╭──

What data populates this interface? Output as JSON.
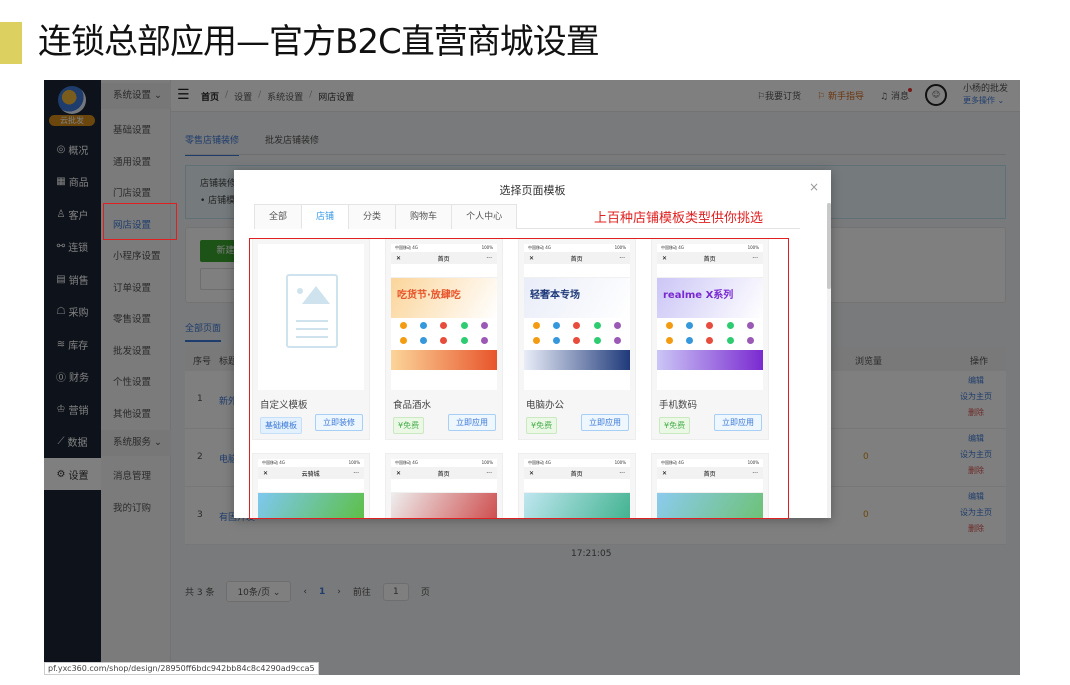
{
  "slide": {
    "title": "连锁总部应用—官方B2C直营商城设置",
    "accent_color": "#dcd160"
  },
  "app": {
    "brand_badge": "云批发",
    "nav": [
      {
        "icon": "compass-icon",
        "glyph": "◎",
        "label": "概况"
      },
      {
        "icon": "grid-icon",
        "glyph": "▦",
        "label": "商品"
      },
      {
        "icon": "user-icon",
        "glyph": "♙",
        "label": "客户"
      },
      {
        "icon": "link-icon",
        "glyph": "⚯",
        "label": "连锁"
      },
      {
        "icon": "clipboard-icon",
        "glyph": "▤",
        "label": "销售"
      },
      {
        "icon": "cart-icon",
        "glyph": "☖",
        "label": "采购"
      },
      {
        "icon": "layers-icon",
        "glyph": "≋",
        "label": "库存"
      },
      {
        "icon": "yuan-icon",
        "glyph": "⓪",
        "label": "财务"
      },
      {
        "icon": "crown-icon",
        "glyph": "♔",
        "label": "营销"
      },
      {
        "icon": "chart-icon",
        "glyph": "⟋",
        "label": "数据"
      },
      {
        "icon": "gear-icon",
        "glyph": "⚙",
        "label": "设置"
      }
    ],
    "subnav": {
      "group1": "系统设置",
      "items1": [
        "基础设置",
        "通用设置",
        "门店设置",
        "网店设置",
        "小程序设置",
        "订单设置",
        "零售设置",
        "批发设置",
        "个性设置",
        "其他设置"
      ],
      "group2": "系统服务",
      "items2": [
        "消息管理",
        "我的订购"
      ],
      "active": "网店设置"
    },
    "breadcrumb": [
      "首页",
      "设置",
      "系统设置",
      "网店设置"
    ],
    "topbar": {
      "order": "我要订货",
      "guide": "新手指导",
      "messages": "消息",
      "username": "小杨的批发",
      "more": "更多操作"
    },
    "tabs": [
      "零售店铺装修",
      "批发店铺装修"
    ],
    "notice_title": "店铺装修",
    "notice_item": "店铺模",
    "new_button": "新建页",
    "all_pages_tab": "全部页面",
    "table": {
      "headers": {
        "index": "序号",
        "title": "标题",
        "views": "浏览量",
        "actions": "操作"
      },
      "rows": [
        {
          "index": "1",
          "title": "新外",
          "views": ""
        },
        {
          "index": "2",
          "title": "电脑",
          "views": "0"
        },
        {
          "index": "3",
          "title": "有固开发",
          "views": "0"
        }
      ],
      "actions": {
        "edit": "编辑",
        "set_home": "设为主页",
        "delete": "删除"
      },
      "timestamp": "17:21:05"
    },
    "pager": {
      "total": "共 3 条",
      "page_size": "10条/页",
      "prev": "‹",
      "current": "1",
      "next": "›",
      "goto_label": "前往",
      "goto_value": "1",
      "page_suffix": "页"
    },
    "status_url": "pf.yxc360.com/shop/design/28950ff6bdc942bb84c8c4290ad9cca5"
  },
  "modal": {
    "title": "选择页面模板",
    "close": "×",
    "tabs": [
      "全部",
      "店铺",
      "分类",
      "购物车",
      "个人中心"
    ],
    "active_tab": "店铺",
    "promo_text": "上百种店铺模板类型供你挑选",
    "templates": [
      {
        "name": "自定义模板",
        "badge": "基础模板",
        "badge_type": "base",
        "button": "立即装修",
        "banner": ""
      },
      {
        "name": "食品酒水",
        "badge": "¥免费",
        "badge_type": "free",
        "button": "立即应用",
        "banner": "吃货节·放肆吃"
      },
      {
        "name": "电脑办公",
        "badge": "¥免费",
        "badge_type": "free",
        "button": "立即应用",
        "banner": "轻奢本专场"
      },
      {
        "name": "手机数码",
        "badge": "¥免费",
        "badge_type": "free",
        "button": "立即应用",
        "banner": "realme X系列"
      }
    ],
    "row2_titles": [
      "云骑城",
      "首页",
      "首页",
      "首页"
    ],
    "phone_status": {
      "carrier": "中国移动 4G",
      "battery": "100%"
    },
    "phone_nav_title": "首页"
  }
}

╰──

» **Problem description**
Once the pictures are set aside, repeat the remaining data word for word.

» **Written reply**
What data populates this interface? Output as JSON.
{
  "slide": {
    "title": "连锁总部应用—官方B2C直营商城设置",
    "accent_color": "#dcd160"
  },
  "app": {
    "brand_badge": "云批发",
    "nav": [
      {
        "icon": "compass-icon",
        "glyph": "◎",
        "label": "概况"
      },
      {
        "icon": "grid-icon",
        "glyph": "▦",
        "label": "商品"
      },
      {
        "icon": "user-icon",
        "glyph": "♙",
        "label": "客户"
      },
      {
        "icon": "link-icon",
        "glyph": "⚯",
        "label": "连锁"
      },
      {
        "icon": "clipboard-icon",
        "glyph": "▤",
        "label": "销售"
      },
      {
        "icon": "cart-icon",
        "glyph": "☖",
        "label": "采购"
      },
      {
        "icon": "layers-icon",
        "glyph": "≋",
        "label": "库存"
      },
      {
        "icon": "yuan-icon",
        "glyph": "⓪",
        "label": "财务"
      },
      {
        "icon": "crown-icon",
        "glyph": "♔",
        "label": "营销"
      },
      {
        "icon": "chart-icon",
        "glyph": "⟋",
        "label": "数据"
      },
      {
        "icon": "gear-icon",
        "glyph": "⚙",
        "label": "设置"
      }
    ],
    "subnav": {
      "group1": "系统设置",
      "items1": [
        "基础设置",
        "通用设置",
        "门店设置",
        "网店设置",
        "小程序设置",
        "订单设置",
        "零售设置",
        "批发设置",
        "个性设置",
        "其他设置"
      ],
      "group2": "系统服务",
      "items2": [
        "消息管理",
        "我的订购"
      ],
      "active": "网店设置"
    },
    "breadcrumb": [
      "首页",
      "设置",
      "系统设置",
      "网店设置"
    ],
    "topbar": {
      "order": "我要订货",
      "guide": "新手指导",
      "messages": "消息",
      "username": "小杨的批发",
      "more": "更多操作"
    },
    "tabs": [
      "零售店铺装修",
      "批发店铺装修"
    ],
    "notice_title": "店铺装修",
    "notice_item": "店铺模",
    "new_button": "新建页",
    "all_pages_tab": "全部页面",
    "table": {
      "headers": {
        "index": "序号",
        "title": "标题",
        "views": "浏览量",
        "actions": "操作"
      },
      "rows": [
        {
          "index": "1",
          "title": "新外",
          "views": ""
        },
        {
          "index": "2",
          "title": "电脑",
          "views": "0"
        },
        {
          "index": "3",
          "title": "有固开发",
          "views": "0"
        }
      ],
      "actions": {
        "edit": "编辑",
        "set_home": "设为主页",
        "delete": "删除"
      },
      "timestamp": "17:21:05"
    },
    "pager": {
      "total": "共 3 条",
      "page_size": "10条/页",
      "prev": "‹",
      "current": "1",
      "next": "›",
      "goto_label": "前往",
      "goto_value": "1",
      "page_suffix": "页"
    },
    "status_url": "pf.yxc360.com/shop/design/28950ff6bdc942bb84c8c4290ad9cca5"
  },
  "modal": {
    "title": "选择页面模板",
    "close": "×",
    "tabs": [
      "全部",
      "店铺",
      "分类",
      "购物车",
      "个人中心"
    ],
    "active_tab": "店铺",
    "promo_text": "上百种店铺模板类型供你挑选",
    "templates": [
      {
        "name": "自定义模板",
        "badge": "基础模板",
        "badge_type": "base",
        "button": "立即装修",
        "banner": ""
      },
      {
        "name": "食品酒水",
        "badge": "¥免费",
        "badge_type": "free",
        "button": "立即应用",
        "banner": "吃货节·放肆吃"
      },
      {
        "name": "电脑办公",
        "badge": "¥免费",
        "badge_type": "free",
        "button": "立即应用",
        "banner": "轻奢本专场"
      },
      {
        "name": "手机数码",
        "badge": "¥免费",
        "badge_type": "free",
        "button": "立即应用",
        "banner": "realme X系列"
      }
    ],
    "row2_titles": [
      "云骑城",
      "首页",
      "首页",
      "首页"
    ],
    "phone_status": {
      "carrier": "中国移动 4G",
      "battery": "100%"
    },
    "phone_nav_title": "首页"
  }
}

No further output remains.